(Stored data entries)
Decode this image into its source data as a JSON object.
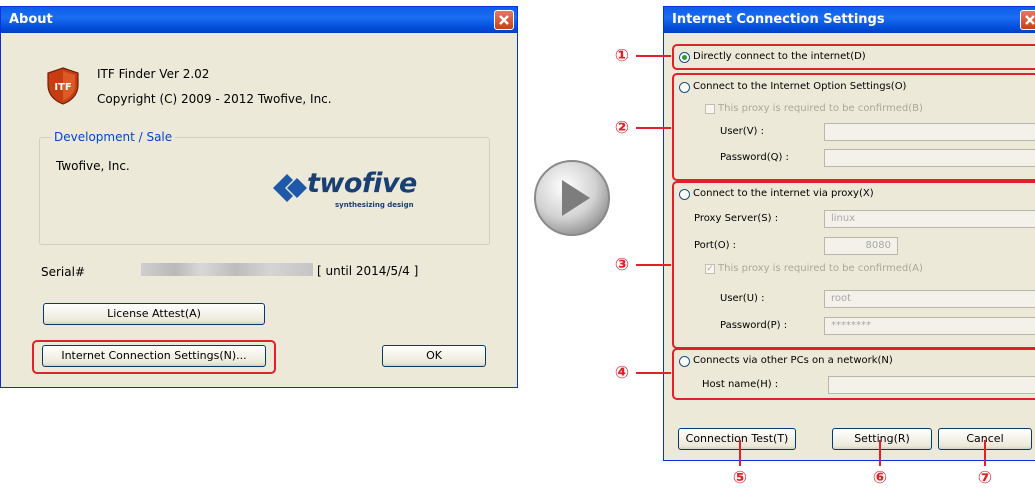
{
  "about": {
    "title": "About",
    "app_name": "ITF Finder  Ver 2.02",
    "copyright": "Copyright (C) 2009 - 2012 Twofive, Inc.",
    "group_label": "Development / Sale",
    "company": "Twofive, Inc.",
    "logo_word": "twofive",
    "logo_tagline": "synthesizing design",
    "serial_label": "Serial#",
    "serial_until": "[ until 2014/5/4 ]",
    "license_button": "License Attest(A)",
    "connection_button": "Internet Connection Settings(N)...",
    "ok_button": "OK",
    "icon_text": "ITF"
  },
  "settings": {
    "title": "Internet Connection Settings",
    "direct_option": "Directly connect to the internet(D)",
    "ie_option": "Connect to the Internet Option Settings(O)",
    "ie_confirm": "This proxy is required to be confirmed(B)",
    "ie_user_label": "User(V) :",
    "ie_password_label": "Password(Q) :",
    "proxy_option": "Connect to the internet via proxy(X)",
    "proxy_server_label": "Proxy Server(S) :",
    "proxy_server_value": "linux",
    "port_label": "Port(O) :",
    "port_value": "8080",
    "proxy_confirm": "This proxy is required to be confirmed(A)",
    "proxy_user_label": "User(U) :",
    "proxy_user_value": "root",
    "proxy_password_label": "Password(P) :",
    "proxy_password_value": "********",
    "other_pc_option": "Connects via other PCs on a network(N)",
    "host_label": "Host name(H) :",
    "test_button": "Connection Test(T)",
    "setting_button": "Setting(R)",
    "cancel_button": "Cancel"
  },
  "callouts": [
    "①",
    "②",
    "③",
    "④",
    "⑤",
    "⑥",
    "⑦"
  ],
  "colors": {
    "accent_red": "#e0202a",
    "titlebar_blue": "#0a5ee8",
    "dialog_bg": "#ece9d8"
  }
}
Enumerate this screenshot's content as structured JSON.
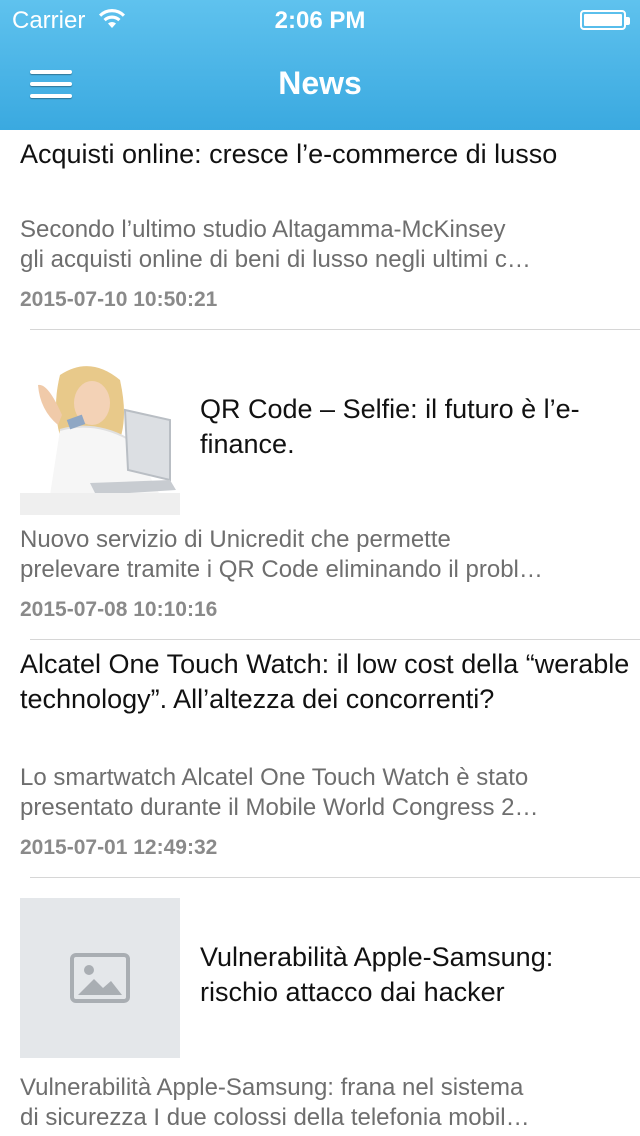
{
  "status_bar": {
    "carrier": "Carrier",
    "time": "2:06 PM"
  },
  "navbar": {
    "title": "News",
    "menu_icon": "hamburger-menu-icon"
  },
  "news": [
    {
      "title": "Acquisti online: cresce l’e-commerce di lusso",
      "summary_line1": "Secondo l’ultimo studio Altagamma-McKinsey",
      "summary_line2": "gli acquisti online di beni di lusso negli ultimi c…",
      "date": "2015-07-10 10:50:21"
    },
    {
      "title": "QR Code – Selfie: il futuro è l’e-finance.",
      "image": "woman-with-laptop-photo",
      "summary_line1": "Nuovo servizio di Unicredit che permette",
      "summary_line2": "prelevare tramite i QR Code eliminando il probl…",
      "date": "2015-07-08 10:10:16"
    },
    {
      "title": "Alcatel One Touch Watch: il low cost della “werable technology”. All’altezza dei concorrenti?",
      "summary_line1": "Lo smartwatch Alcatel One Touch Watch è stato",
      "summary_line2": "presentato durante il Mobile World Congress 2…",
      "date": "2015-07-01 12:49:32"
    },
    {
      "title": "Vulnerabilità Apple-Samsung: rischio attacco dai hacker",
      "image": "image-placeholder-icon",
      "summary_line1": "Vulnerabilità Apple-Samsung: frana nel sistema",
      "summary_line2": "di sicurezza I due colossi della telefonia mobil…"
    }
  ],
  "colors": {
    "header": "#3aa9e0",
    "title_text": "#111111",
    "summary_text": "#6e6e6e",
    "date_text": "#8a8a8a"
  }
}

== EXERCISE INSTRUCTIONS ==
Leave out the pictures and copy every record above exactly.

== SOLUTION FOR THIS TASK ==
Decode this image into its source data as a JSON object.
{
  "about": {
    "title": "About",
    "app_name": "ITF Finder  Ver 2.02",
    "copyright": "Copyright (C) 2009 - 2012 Twofive, Inc.",
    "group_label": "Development / Sale",
    "company": "Twofive, Inc.",
    "logo_word": "twofive",
    "logo_tagline": "synthesizing design",
    "serial_label": "Serial#",
    "serial_until": "[ until 2014/5/4 ]",
    "license_button": "License Attest(A)",
    "connection_button": "Internet Connection Settings(N)...",
    "ok_button": "OK",
    "icon_text": "ITF"
  },
  "settings": {
    "title": "Internet Connection Settings",
    "direct_option": "Directly connect to the internet(D)",
    "ie_option": "Connect to the Internet Option Settings(O)",
    "ie_confirm": "This proxy is required to be confirmed(B)",
    "ie_user_label": "User(V) :",
    "ie_password_label": "Password(Q) :",
    "proxy_option": "Connect to the internet via proxy(X)",
    "proxy_server_label": "Proxy Server(S) :",
    "proxy_server_value": "linux",
    "port_label": "Port(O) :",
    "port_value": "8080",
    "proxy_confirm": "This proxy is required to be confirmed(A)",
    "proxy_user_label": "User(U) :",
    "proxy_user_value": "root",
    "proxy_password_label": "Password(P) :",
    "proxy_password_value": "********",
    "other_pc_option": "Connects via other PCs on a network(N)",
    "host_label": "Host name(H) :",
    "test_button": "Connection Test(T)",
    "setting_button": "Setting(R)",
    "cancel_button": "Cancel"
  },
  "callouts": [
    "①",
    "②",
    "③",
    "④",
    "⑤",
    "⑥",
    "⑦"
  ],
  "colors": {
    "accent_red": "#e0202a",
    "titlebar_blue": "#0a5ee8",
    "dialog_bg": "#ece9d8"
  }
}
Enumerate this screenshot's content as structured JSON.
{
  "status_bar": {
    "carrier": "Carrier",
    "time": "2:06 PM"
  },
  "navbar": {
    "title": "News",
    "menu_icon": "hamburger-menu-icon"
  },
  "news": [
    {
      "title": "Acquisti online: cresce l’e-commerce di lusso",
      "summary_line1": "Secondo l’ultimo studio Altagamma-McKinsey",
      "summary_line2": "gli acquisti online di beni di lusso negli ultimi c…",
      "date": "2015-07-10 10:50:21"
    },
    {
      "title": "QR Code – Selfie: il futuro è l’e-finance.",
      "image": "woman-with-laptop-photo",
      "summary_line1": "Nuovo servizio di Unicredit che permette",
      "summary_line2": "prelevare tramite i QR Code eliminando il probl…",
      "date": "2015-07-08 10:10:16"
    },
    {
      "title": "Alcatel One Touch Watch: il low cost della “werable technology”. All’altezza dei concorrenti?",
      "summary_line1": "Lo smartwatch Alcatel One Touch Watch è stato",
      "summary_line2": "presentato durante il Mobile World Congress 2…",
      "date": "2015-07-01 12:49:32"
    },
    {
      "title": "Vulnerabilità Apple-Samsung: rischio attacco dai hacker",
      "image": "image-placeholder-icon",
      "summary_line1": "Vulnerabilità Apple-Samsung: frana nel sistema",
      "summary_line2": "di sicurezza I due colossi della telefonia mobil…"
    }
  ],
  "colors": {
    "header": "#3aa9e0",
    "title_text": "#111111",
    "summary_text": "#6e6e6e",
    "date_text": "#8a8a8a"
  }
}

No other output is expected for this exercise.